The Dolly grip in charge of operating the camera dolly is called the dolly grip. They place, level, and move the dolly track, then push and pull the dolly, and usually a camera operator and camera assistant as riders. 

GAFFER:
The Gaffer is the head of the electrical department, responsible for the design and execution of the lighting plan for a production. The gaffer is often credited as "Chief Lighting Technician". 

PRODUCTION DESIGNER:
The Production Designer is responsible for creating the physical, visual appearance of the film - settings, costumes, props, character makeup. 

ART DIRECTOR:
The Art Director oversees the craft and artists who give form to the production design as it develops. 

SET DESIGNER:
The Set Designer is the draftsman, often an architect, who realizes the structures or interior spaces called for by the production designer. 
The set decorator is in charge of decorating the set, including the furnishings and all the other objects that will be seen in the film.

ILLUSTRATOR:
The illustrator creates visual representations of the designs to communicate the ideas imagined by the production designer.  

PROPS BUILDER:
The Props Builders are technicians skilled in construction, plastics casting, machining & electronics. 

HAIR & MAKE-UP ARTIST:
The Hair and Make-up artists work with makeup, hair, prosthetics and special effects to create the characters look for anyone appearing on screen.
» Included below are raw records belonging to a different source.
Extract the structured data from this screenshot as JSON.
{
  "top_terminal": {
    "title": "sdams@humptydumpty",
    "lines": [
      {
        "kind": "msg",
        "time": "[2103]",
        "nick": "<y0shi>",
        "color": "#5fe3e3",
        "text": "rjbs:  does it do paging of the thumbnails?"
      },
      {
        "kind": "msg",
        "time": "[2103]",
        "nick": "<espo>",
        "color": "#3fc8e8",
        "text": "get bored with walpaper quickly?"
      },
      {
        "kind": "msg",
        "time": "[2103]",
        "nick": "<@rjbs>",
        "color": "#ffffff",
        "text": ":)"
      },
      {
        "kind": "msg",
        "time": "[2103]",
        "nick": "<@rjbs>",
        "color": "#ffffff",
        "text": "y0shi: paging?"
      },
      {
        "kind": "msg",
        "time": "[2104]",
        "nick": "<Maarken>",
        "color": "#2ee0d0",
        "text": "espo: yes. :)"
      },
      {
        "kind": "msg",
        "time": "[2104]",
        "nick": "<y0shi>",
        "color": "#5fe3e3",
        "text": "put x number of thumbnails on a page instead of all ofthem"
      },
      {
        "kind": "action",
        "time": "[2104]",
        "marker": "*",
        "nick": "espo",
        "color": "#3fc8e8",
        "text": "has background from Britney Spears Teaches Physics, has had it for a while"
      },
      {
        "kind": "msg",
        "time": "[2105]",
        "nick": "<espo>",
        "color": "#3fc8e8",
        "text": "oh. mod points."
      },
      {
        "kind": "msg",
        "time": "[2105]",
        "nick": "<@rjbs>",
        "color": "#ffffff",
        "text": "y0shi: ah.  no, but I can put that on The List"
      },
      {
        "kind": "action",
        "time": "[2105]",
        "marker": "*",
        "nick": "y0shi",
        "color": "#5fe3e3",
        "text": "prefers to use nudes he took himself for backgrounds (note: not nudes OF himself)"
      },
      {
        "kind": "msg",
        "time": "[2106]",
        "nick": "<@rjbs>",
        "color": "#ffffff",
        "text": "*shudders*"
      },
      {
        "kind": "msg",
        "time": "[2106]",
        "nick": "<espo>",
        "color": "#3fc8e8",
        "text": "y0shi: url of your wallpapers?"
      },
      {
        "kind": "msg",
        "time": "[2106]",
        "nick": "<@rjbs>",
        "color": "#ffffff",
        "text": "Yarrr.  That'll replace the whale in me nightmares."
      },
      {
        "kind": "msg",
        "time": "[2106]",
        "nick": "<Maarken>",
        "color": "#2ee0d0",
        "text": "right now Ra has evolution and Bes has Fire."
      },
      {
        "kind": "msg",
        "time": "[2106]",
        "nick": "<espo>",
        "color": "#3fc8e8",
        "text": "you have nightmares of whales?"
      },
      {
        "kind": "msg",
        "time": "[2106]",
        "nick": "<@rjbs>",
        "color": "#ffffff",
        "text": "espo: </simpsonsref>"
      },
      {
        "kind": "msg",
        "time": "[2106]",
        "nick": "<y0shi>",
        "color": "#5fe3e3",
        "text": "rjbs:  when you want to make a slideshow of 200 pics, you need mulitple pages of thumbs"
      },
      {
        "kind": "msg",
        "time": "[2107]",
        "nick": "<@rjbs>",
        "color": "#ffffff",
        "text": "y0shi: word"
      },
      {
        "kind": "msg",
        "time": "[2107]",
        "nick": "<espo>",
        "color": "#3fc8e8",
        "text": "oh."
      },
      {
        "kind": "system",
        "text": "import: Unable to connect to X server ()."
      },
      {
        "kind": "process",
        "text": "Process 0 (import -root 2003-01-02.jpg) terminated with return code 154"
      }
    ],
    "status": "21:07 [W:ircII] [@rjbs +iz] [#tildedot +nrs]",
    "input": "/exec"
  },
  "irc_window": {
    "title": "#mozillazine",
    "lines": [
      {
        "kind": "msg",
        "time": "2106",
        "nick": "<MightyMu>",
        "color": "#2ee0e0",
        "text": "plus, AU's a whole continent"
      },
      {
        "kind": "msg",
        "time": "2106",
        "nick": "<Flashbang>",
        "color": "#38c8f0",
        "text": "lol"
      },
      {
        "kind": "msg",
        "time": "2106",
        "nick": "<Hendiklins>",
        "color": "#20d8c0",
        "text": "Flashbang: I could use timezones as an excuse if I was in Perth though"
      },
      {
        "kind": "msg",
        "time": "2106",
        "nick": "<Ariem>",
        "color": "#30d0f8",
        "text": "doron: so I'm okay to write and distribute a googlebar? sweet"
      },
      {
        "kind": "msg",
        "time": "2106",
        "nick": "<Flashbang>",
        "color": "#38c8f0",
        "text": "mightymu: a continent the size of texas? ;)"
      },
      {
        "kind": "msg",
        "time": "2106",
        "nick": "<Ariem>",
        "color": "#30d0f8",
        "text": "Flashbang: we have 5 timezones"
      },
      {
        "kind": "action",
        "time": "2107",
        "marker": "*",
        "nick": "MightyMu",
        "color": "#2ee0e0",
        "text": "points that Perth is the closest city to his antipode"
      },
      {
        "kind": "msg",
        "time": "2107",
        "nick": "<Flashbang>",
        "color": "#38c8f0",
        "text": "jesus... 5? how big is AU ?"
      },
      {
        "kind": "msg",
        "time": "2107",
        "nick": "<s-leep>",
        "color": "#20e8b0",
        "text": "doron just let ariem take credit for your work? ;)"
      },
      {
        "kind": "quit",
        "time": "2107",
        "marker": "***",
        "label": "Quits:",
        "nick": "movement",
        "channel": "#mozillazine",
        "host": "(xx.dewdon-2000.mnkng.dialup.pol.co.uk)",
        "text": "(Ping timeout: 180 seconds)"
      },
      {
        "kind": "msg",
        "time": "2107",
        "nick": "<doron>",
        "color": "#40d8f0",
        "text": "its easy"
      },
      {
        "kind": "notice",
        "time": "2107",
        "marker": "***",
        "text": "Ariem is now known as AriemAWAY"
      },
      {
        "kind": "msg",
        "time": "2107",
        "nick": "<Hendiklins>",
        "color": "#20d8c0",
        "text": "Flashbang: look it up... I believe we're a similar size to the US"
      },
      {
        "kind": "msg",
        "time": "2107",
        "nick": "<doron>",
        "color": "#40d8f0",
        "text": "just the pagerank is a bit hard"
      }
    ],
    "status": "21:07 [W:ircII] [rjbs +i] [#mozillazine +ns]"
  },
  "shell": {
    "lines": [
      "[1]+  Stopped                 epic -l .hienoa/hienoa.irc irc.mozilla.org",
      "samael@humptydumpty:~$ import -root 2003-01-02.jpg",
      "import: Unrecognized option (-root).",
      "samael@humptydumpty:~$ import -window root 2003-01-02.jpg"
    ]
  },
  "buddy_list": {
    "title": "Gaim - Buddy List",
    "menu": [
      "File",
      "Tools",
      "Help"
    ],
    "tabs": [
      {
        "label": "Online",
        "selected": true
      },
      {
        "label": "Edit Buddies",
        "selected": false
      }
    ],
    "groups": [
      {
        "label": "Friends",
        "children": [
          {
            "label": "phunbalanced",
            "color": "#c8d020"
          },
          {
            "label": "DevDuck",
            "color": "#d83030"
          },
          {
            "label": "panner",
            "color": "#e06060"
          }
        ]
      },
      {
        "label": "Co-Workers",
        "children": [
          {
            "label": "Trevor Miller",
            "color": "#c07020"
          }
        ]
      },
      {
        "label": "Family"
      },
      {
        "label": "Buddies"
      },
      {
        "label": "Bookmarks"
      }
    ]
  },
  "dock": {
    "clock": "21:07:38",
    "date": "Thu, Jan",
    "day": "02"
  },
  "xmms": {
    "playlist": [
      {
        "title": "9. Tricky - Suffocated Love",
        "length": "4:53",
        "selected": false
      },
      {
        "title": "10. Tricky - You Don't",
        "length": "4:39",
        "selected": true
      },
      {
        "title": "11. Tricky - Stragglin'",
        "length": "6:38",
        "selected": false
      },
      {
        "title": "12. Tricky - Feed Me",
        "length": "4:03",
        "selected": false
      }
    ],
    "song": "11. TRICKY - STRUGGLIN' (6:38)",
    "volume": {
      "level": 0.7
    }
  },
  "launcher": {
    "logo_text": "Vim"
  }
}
Their role is to manipulate an actors on screen appearance. 

+ Post-Production Phase -

FILM EDITOR:
The Film Editor assembles the various shots into a coherent film, working closely with the director.

SOUND DESIGNER:
The Sound Designer controls the post-production sound of a movie. He is responsible for assembling and editing all dialogue and sound effects on the soundtrack. 

COMPOSER:
The composer is responsible for writing the musical score for a film. 

FOLEY ARTIST:
Creates and records many of the sound effects for a film. 

ENTERTAINMENT LAWYER:
An entertainment lawyer regularly counsels clients on issues involving a wide range of legal practice areas, including intellectual property, contracts, business, employment/labor, securities, international, taxation, immigration, and litigation.























HOW TO WRITE A SCREENPLAY
RICHARD CHRISTOPHER BURRIESCI
ANNE HART CHAY
VICTORIA JANYIA DILLARD
DEBORAH ALTIZIO
MATTHEW F. BELLAS
ANDREW BREHM
LOIS BENTON LINDSTROM
PAULA HELEN MOON
PATRICK DENNIS SYMES
JENNIFER LAUREN SMITH
KEITH VAN ALLEN
SIR DONALD O. "SPEC" CAMPEN
CLICK THEIR PHOTO TO GO TO THEIR INDIVIDUAL WEBSITE
TERESA LADOWICZ
SHARON J. BOGNAR
THE LINCOLN STUDIO
for the fine arts and film production
TO ENCOURAGE, PROMOTE AND INSPIRE WHOLESOME CREATIVE WORKS; 
TO REACH ONE'S OPTIMUM POTENTIAL AND GOALS; 
TO TAP INTO HUMAN AND NATURAL RESOURCES SO THAT CREATIVE MINDS CAN FLOURISH.

www.TheLincolnStudio.com    TheLincolnStudio@yahoo.com
                (516) 360-8100    P.O. BOX 771105 - WOODSIDE, NEW YORK 11377
mission statement:
MARY GWENDOLYN GLENN
CLICK THE YODELER TO VIEW ON YOUTUBE "THE ONTARIO ROSE YODEL SONG"
with RICHIE BURRIESCI alone
CLICK THE YODELER TO VIEW ON YOUTUBE "THE ONTARIO ROSE YODEL SONG" with the SCREENWRITERS RICHIE BURRIESCI and VICTORIA DILLARD and with DAVID COLLINS